It’s been a little over two weeks since my second shot of the Pfizer COVID-19 vaccine. Here in the US we are starting to see a gradual return to normalcy, though at least in Massachusetts masking in public spaces and reduced capacity will continue to be a part of life for a little while longer. On a personal note, I’m in an extended transition period: I’m moving soon, and for the first time in a number of years will be living on my own. My housemates are in the process of moving out, the house is a mess (but also feeling more like my space), and the cats are increasingly perturbed by the changes. I am looking forward to having my own space, but not super thrilled have to do everything on my own again. And I’m not exactly happy about the not-quite-extortionate amount of rent I’ll paying starting next month.

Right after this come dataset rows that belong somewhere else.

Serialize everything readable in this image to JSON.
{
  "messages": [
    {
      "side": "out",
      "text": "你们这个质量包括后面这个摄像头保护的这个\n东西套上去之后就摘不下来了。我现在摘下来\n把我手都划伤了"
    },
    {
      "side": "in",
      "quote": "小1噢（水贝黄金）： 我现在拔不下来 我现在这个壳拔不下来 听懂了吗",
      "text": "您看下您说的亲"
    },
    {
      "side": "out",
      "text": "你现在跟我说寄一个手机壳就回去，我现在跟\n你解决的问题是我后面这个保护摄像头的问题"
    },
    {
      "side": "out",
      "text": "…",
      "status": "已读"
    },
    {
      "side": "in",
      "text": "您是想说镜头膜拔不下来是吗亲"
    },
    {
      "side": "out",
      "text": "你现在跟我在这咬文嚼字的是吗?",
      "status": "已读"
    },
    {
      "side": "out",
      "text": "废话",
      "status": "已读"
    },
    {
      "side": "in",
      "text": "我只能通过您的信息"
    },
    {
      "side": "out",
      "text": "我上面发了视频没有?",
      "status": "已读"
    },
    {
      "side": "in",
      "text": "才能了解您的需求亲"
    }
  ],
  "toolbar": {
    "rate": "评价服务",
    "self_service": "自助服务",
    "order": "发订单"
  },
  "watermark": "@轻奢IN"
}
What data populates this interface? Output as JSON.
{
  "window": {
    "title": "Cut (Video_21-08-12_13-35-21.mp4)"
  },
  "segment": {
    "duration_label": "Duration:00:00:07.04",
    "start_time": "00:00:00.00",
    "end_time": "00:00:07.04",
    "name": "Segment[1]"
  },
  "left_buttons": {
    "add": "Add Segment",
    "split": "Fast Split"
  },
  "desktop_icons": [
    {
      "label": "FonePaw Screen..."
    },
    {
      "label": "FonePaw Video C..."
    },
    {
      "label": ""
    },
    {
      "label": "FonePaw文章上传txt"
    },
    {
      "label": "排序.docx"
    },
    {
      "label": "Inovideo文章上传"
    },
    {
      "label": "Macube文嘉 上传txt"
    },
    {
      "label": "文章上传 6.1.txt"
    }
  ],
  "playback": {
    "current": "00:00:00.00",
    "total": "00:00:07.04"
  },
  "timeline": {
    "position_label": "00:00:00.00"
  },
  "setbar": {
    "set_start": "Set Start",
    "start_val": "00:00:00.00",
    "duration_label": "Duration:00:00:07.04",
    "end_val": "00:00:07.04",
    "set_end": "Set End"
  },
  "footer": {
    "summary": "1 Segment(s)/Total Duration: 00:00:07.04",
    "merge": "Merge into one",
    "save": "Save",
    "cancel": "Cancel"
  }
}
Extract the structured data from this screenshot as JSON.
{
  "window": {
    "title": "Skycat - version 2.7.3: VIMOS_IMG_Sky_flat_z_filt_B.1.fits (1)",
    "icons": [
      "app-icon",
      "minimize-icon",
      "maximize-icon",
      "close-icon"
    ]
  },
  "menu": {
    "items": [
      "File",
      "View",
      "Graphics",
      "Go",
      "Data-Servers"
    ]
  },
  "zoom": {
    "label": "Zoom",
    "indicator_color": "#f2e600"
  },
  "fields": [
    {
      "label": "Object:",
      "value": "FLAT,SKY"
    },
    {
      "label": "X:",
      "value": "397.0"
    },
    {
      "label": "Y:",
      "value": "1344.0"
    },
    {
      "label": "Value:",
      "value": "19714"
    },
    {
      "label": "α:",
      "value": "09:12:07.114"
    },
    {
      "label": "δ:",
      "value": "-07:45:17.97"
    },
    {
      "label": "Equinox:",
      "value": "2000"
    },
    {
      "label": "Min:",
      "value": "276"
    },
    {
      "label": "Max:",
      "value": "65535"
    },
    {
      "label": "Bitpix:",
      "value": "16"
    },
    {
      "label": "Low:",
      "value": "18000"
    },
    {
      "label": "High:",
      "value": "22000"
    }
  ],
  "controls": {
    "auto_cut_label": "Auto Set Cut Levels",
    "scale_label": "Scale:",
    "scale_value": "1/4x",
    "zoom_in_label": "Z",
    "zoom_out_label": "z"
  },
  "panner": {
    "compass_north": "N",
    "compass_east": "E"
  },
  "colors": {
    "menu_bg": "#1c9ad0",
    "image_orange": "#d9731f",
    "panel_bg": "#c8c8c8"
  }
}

Like many transitions, this one has gotten me thinking about life again, something I last did at the start of the year. In particular, I have been thinking about practice as a way of life. As someone whose life has often been about chasing goals, or reaching certain milestones as quickly as possible, the forced slowdown of the last year was a shock to the system. As doing things becomes possible again, I am trying to cultivate a life that is about more than moving from one thing to the next as quickly as possible.
Here’s a realization I didn’t have until after I turned 30: that life (for most of us) is actually quite long. And that, somewhat paradoxically, making the most of that life requires a certain amount of slowing down. It’s not going slow for its own sake, but rather, slowing down is a prerequisite for the intentionality required for a good life. As Ann Patchett tells us in this narrative, that intentionality is improved by practice and imagination.

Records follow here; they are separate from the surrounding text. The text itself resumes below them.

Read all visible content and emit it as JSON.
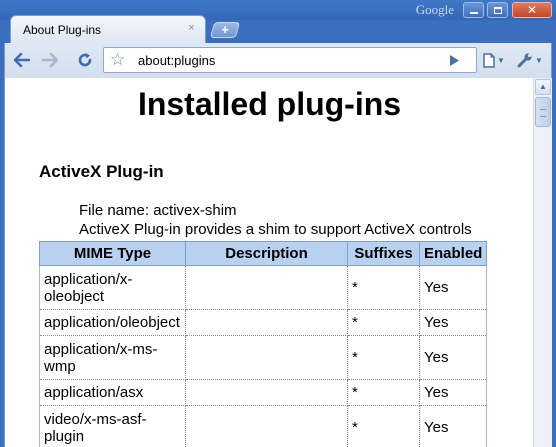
{
  "window": {
    "brand": "Google",
    "tab_title": "About Plug-ins",
    "tab_close": "×",
    "new_tab": "+"
  },
  "toolbar": {
    "url": "about:plugins"
  },
  "page": {
    "title": "Installed plug-ins",
    "plugin": {
      "name": "ActiveX Plug-in",
      "file_name": "File name: activex-shim",
      "description": "ActiveX Plug-in provides a shim to support ActiveX controls"
    },
    "table": {
      "headers": [
        "MIME Type",
        "Description",
        "Suffixes",
        "Enabled"
      ],
      "rows": [
        {
          "mime": "application/x-oleobject",
          "description": "",
          "suffixes": "*",
          "enabled": "Yes"
        },
        {
          "mime": "application/oleobject",
          "description": "",
          "suffixes": "*",
          "enabled": "Yes"
        },
        {
          "mime": "application/x-ms-wmp",
          "description": "",
          "suffixes": "*",
          "enabled": "Yes"
        },
        {
          "mime": "application/asx",
          "description": "",
          "suffixes": "*",
          "enabled": "Yes"
        },
        {
          "mime": "video/x-ms-asf-plugin",
          "description": "",
          "suffixes": "*",
          "enabled": "Yes"
        }
      ]
    }
  },
  "colors": {
    "frame": "#3a6fbf",
    "table_header": "#b9d1f0"
  }
}
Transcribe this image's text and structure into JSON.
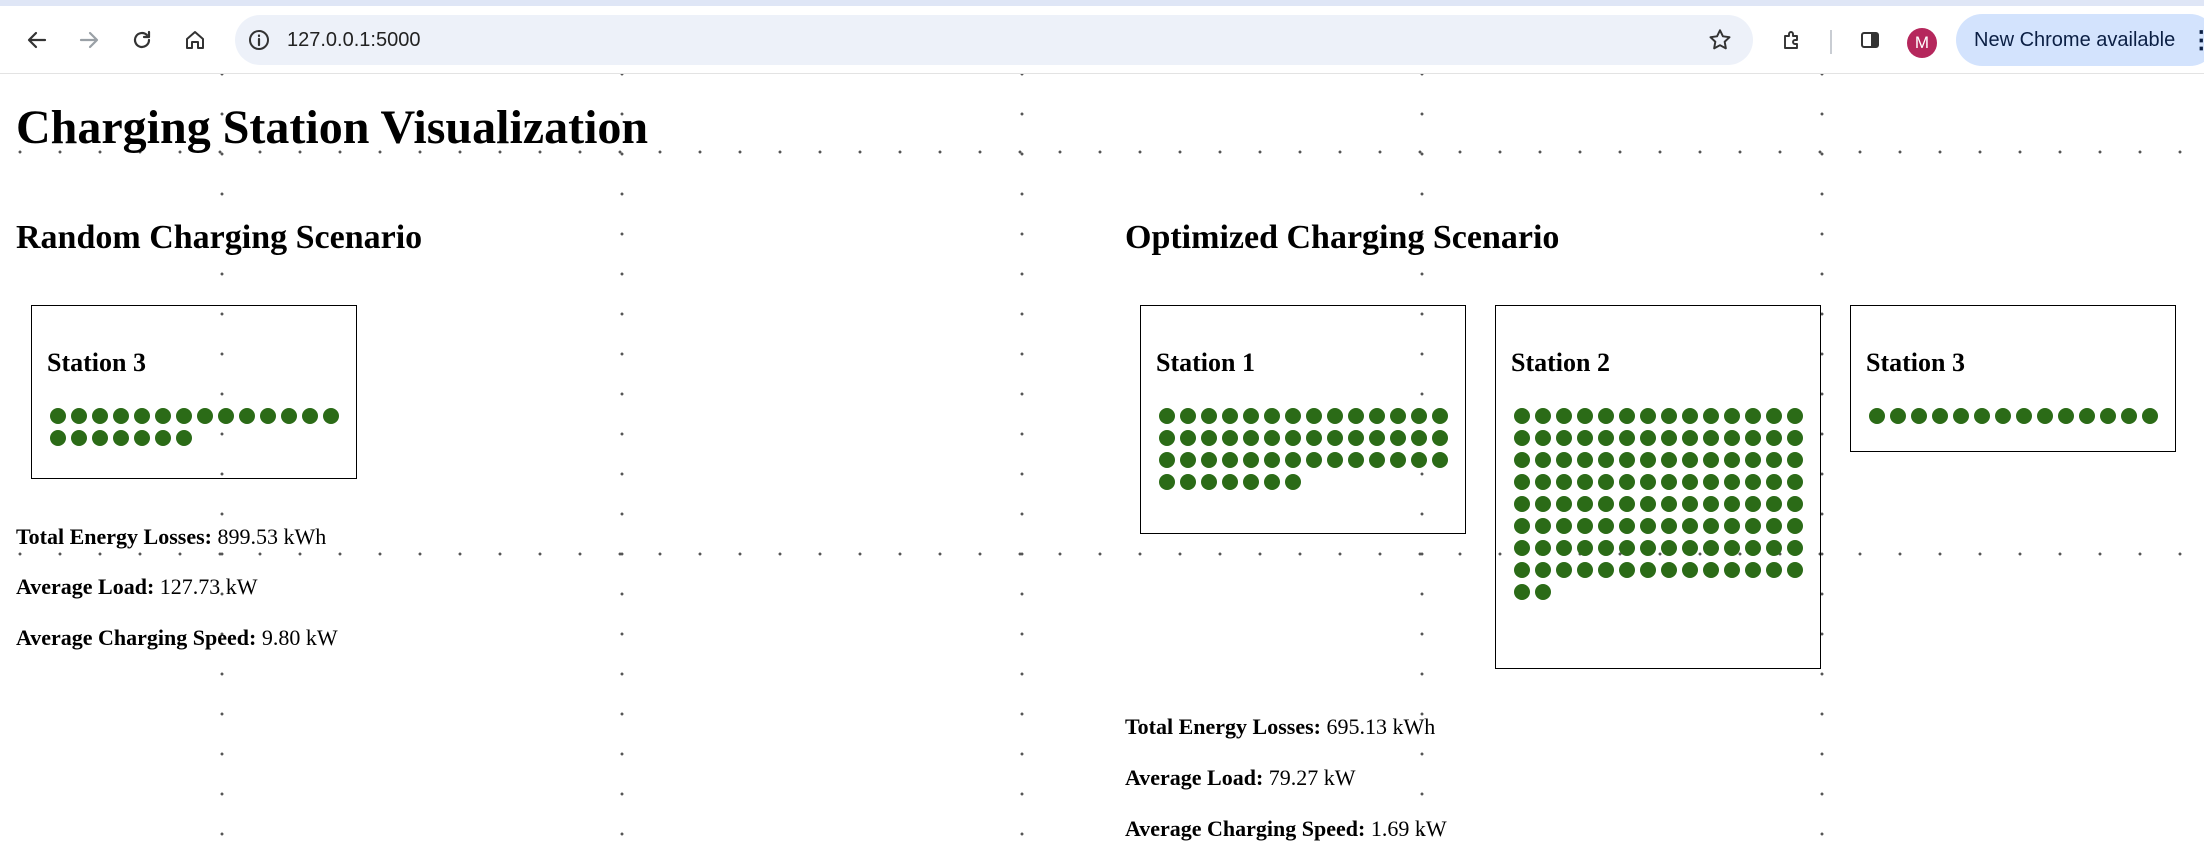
{
  "browser": {
    "url": "127.0.0.1:5000",
    "update_label": "New Chrome available",
    "profile_initial": "M"
  },
  "page": {
    "title": "Charging Station Visualization"
  },
  "random": {
    "title": "Random Charging Scenario",
    "stations": [
      {
        "name": "Station 3",
        "vehicles": 21
      }
    ],
    "metrics": [
      {
        "label": "Total Energy Losses:",
        "value": "899.53 kWh"
      },
      {
        "label": "Average Load:",
        "value": "127.73 kW"
      },
      {
        "label": "Average Charging Speed:",
        "value": "9.80 kW"
      }
    ]
  },
  "optimized": {
    "title": "Optimized Charging Scenario",
    "stations": [
      {
        "name": "Station 1",
        "vehicles": 49
      },
      {
        "name": "Station 2",
        "vehicles": 114
      },
      {
        "name": "Station 3",
        "vehicles": 14
      }
    ],
    "metrics": [
      {
        "label": "Total Energy Losses:",
        "value": "695.13 kWh"
      },
      {
        "label": "Average Load:",
        "value": "79.27 kW"
      },
      {
        "label": "Average Charging Speed:",
        "value": "1.69 kW"
      }
    ]
  },
  "colors": {
    "vehicle": "#2b6b17"
  }
}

On the other hand, often the point of practice is just that: to practice. This again, is somewhat paradoxical, and I began to appreciate it only after a couple years of a regular meditation practice. It was also something that completely eluded me in the several years that I spent playing the violin as a teenager. I suppose practice is requirement of that elusive state: mindfulness, the feeling that you’re actually here, living your life and not just passing through it. And learning to just sit, for maybe 10-15 minutes a day, is a good way to get started.
Closely related to practice, I think, is play. In fact, as this article suggests, play or fun might just be one of the foundational organizing principles of the universe. Given how much our brains seem to require meaningful work and play in balanced proportions, this idea strikes me as a having a certain amount of credibility. Besides, living with cats for two years has firmly convinced me that the importance of play reaches deep into the animal kingdom.

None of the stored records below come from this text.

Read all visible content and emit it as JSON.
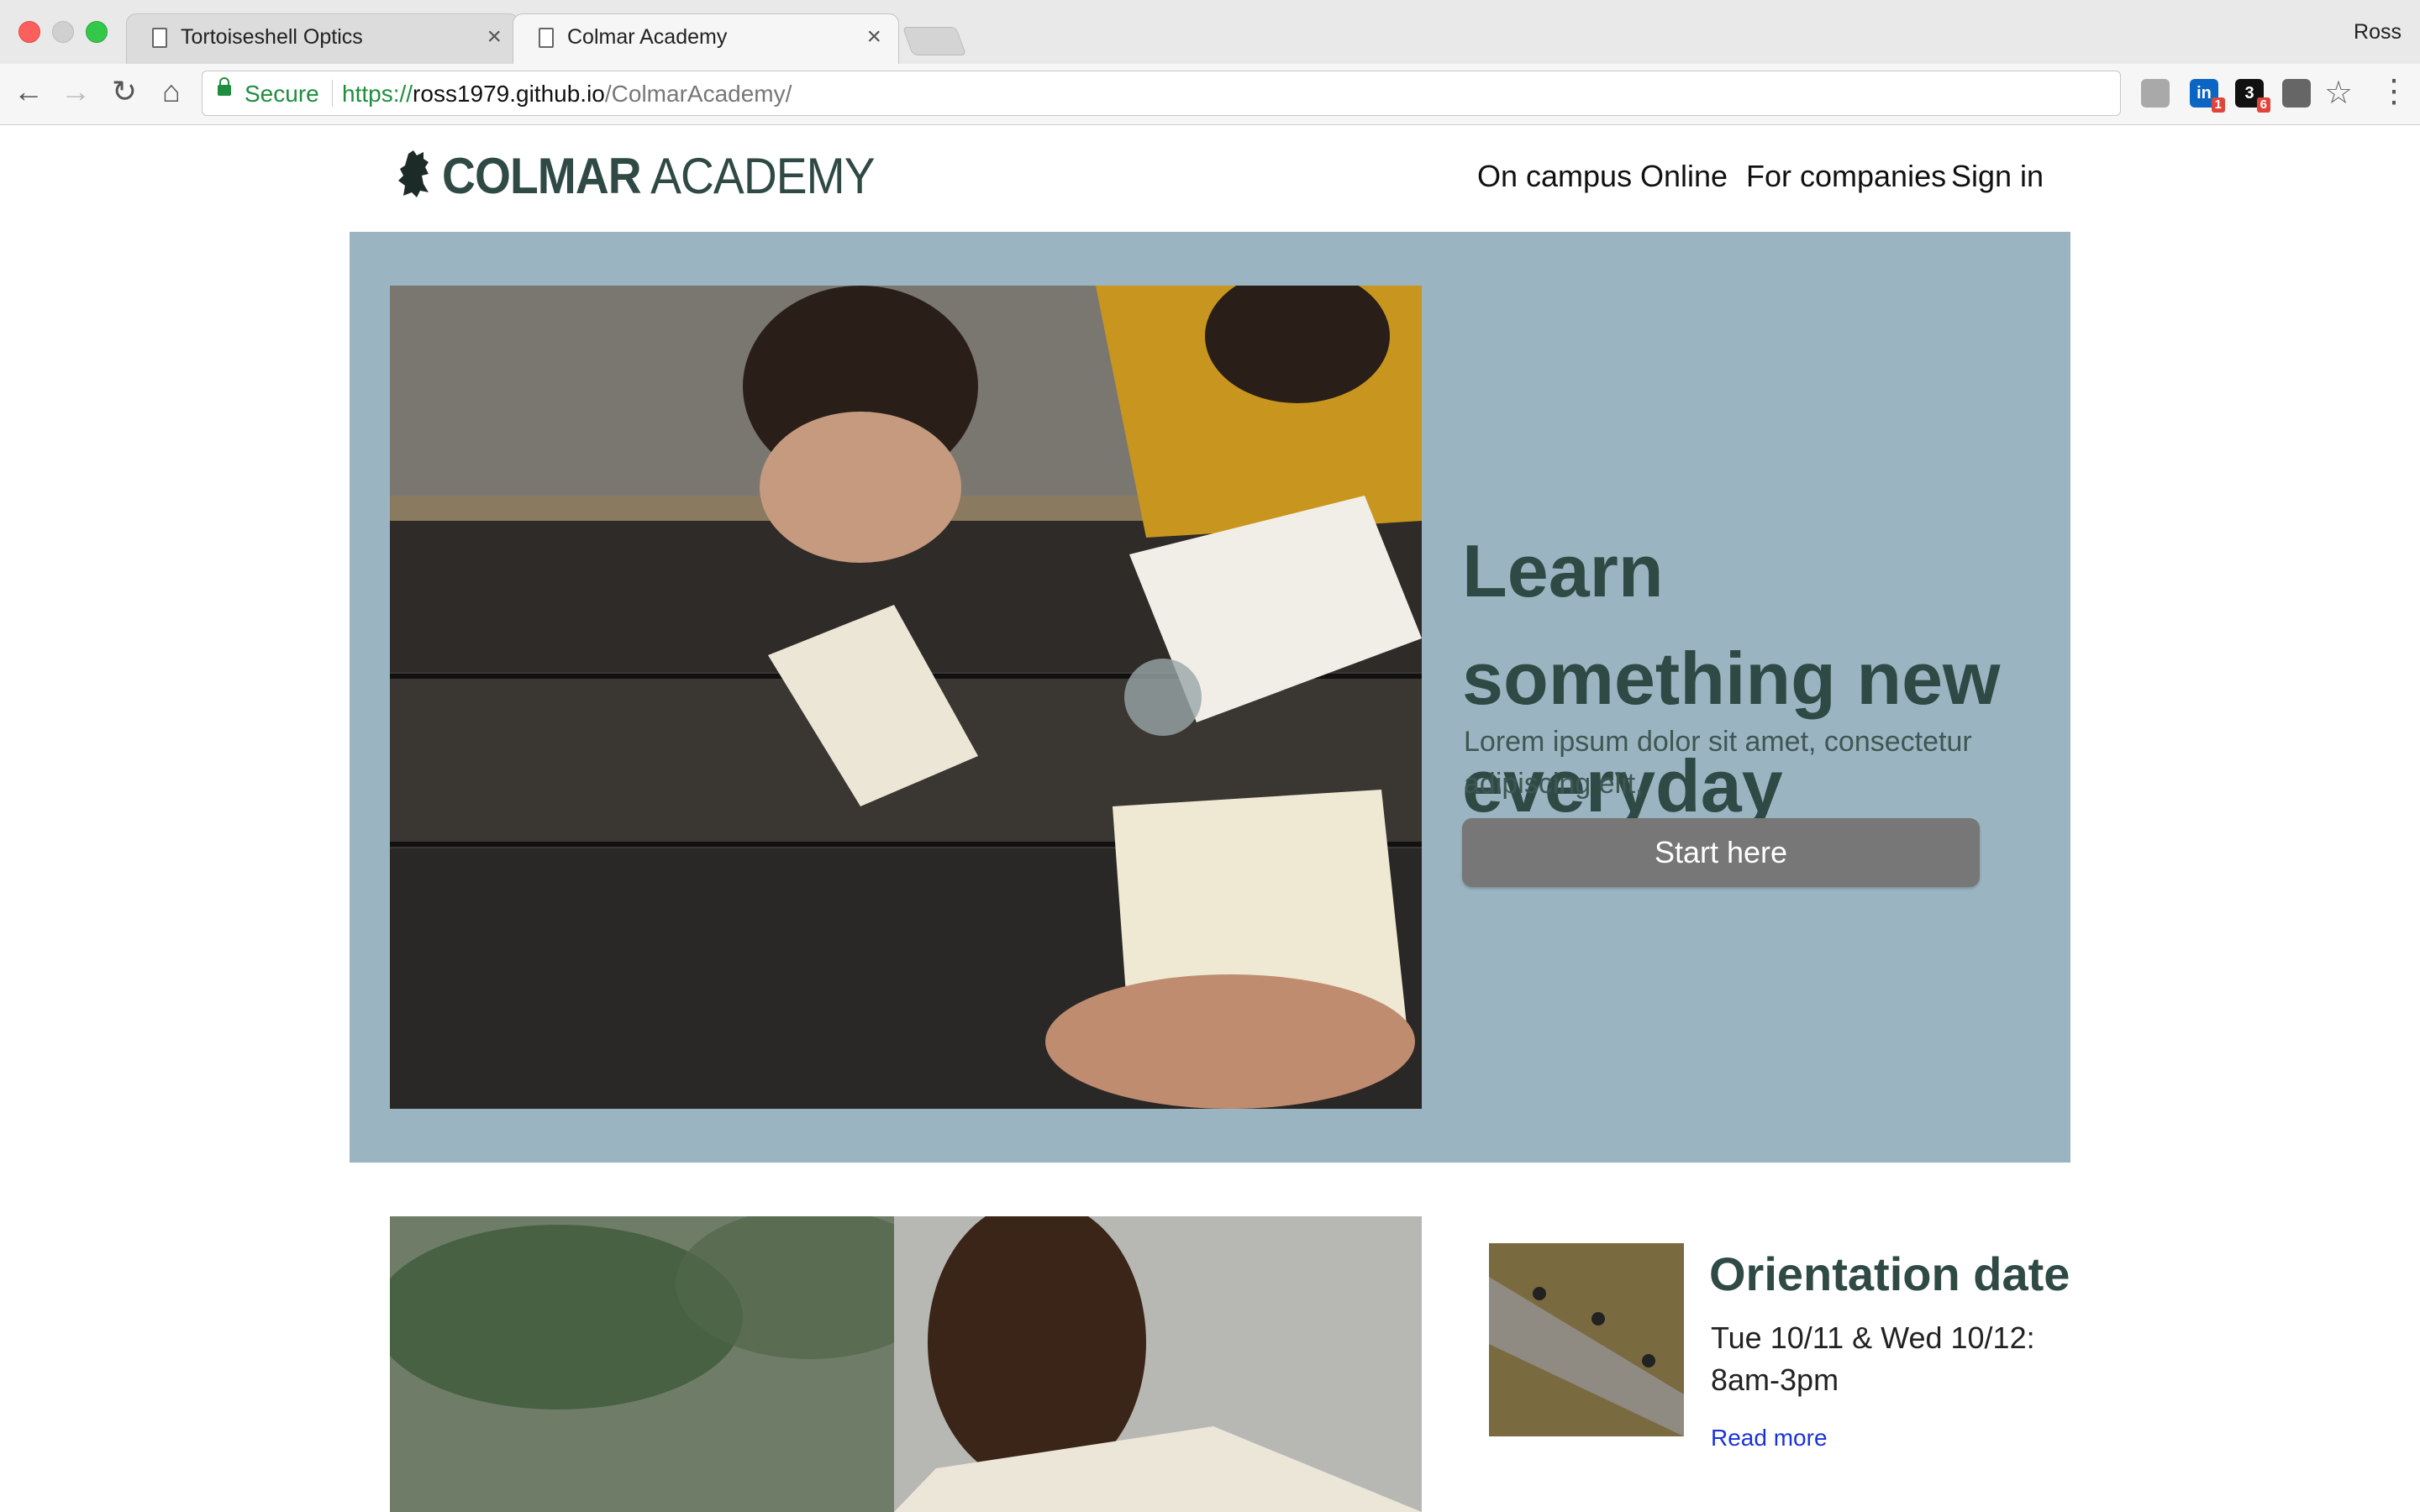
{
  "browser": {
    "tabs": [
      {
        "title": "Tortoiseshell Optics",
        "active": false
      },
      {
        "title": "Colmar Academy",
        "active": true
      }
    ],
    "profile_name": "Ross",
    "secure_label": "Secure",
    "url": {
      "scheme": "https://",
      "host": "ross1979.github.io",
      "path": "/ColmarAcademy/"
    },
    "extensions": [
      {
        "icon": "extension-gray-icon"
      },
      {
        "icon": "linkedin-icon",
        "label": "in",
        "badge": "1"
      },
      {
        "icon": "dark-extension-icon",
        "label": "3",
        "badge": "6"
      },
      {
        "icon": "lightbulb-extension-icon"
      }
    ]
  },
  "site": {
    "logo": {
      "bold": "COLMAR",
      "light": " ACADEMY"
    },
    "nav": [
      "On campus",
      "Online",
      "For companies",
      "Sign in"
    ],
    "hero": {
      "title": "Learn something new everyday",
      "text": "Lorem ipsum dolor sit amet, consectetur adipiscing elit,",
      "button": "Start here"
    },
    "event": {
      "title": "Orientation date",
      "date": "Tue 10/11 & Wed 10/12: 8am-3pm",
      "link": "Read more"
    }
  },
  "colors": {
    "hero_bg": "#9ab5c1",
    "brand_text": "#2f4a45",
    "button": "#777777",
    "link": "#1a33d6"
  }
}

Finally, it seems likely that practice and play (and meaningful deep work) both help us tap into the psychological state of flow. I first encountered Csikszentmihalyi’s ideas in college, I have been thinking more about them recently, especially in context of a year when doomscrolling become a de facto part of our daily routines. It’s perhaps unsurprising that later in life I become interested in meditation, which I think helps bring about a similar state of mind.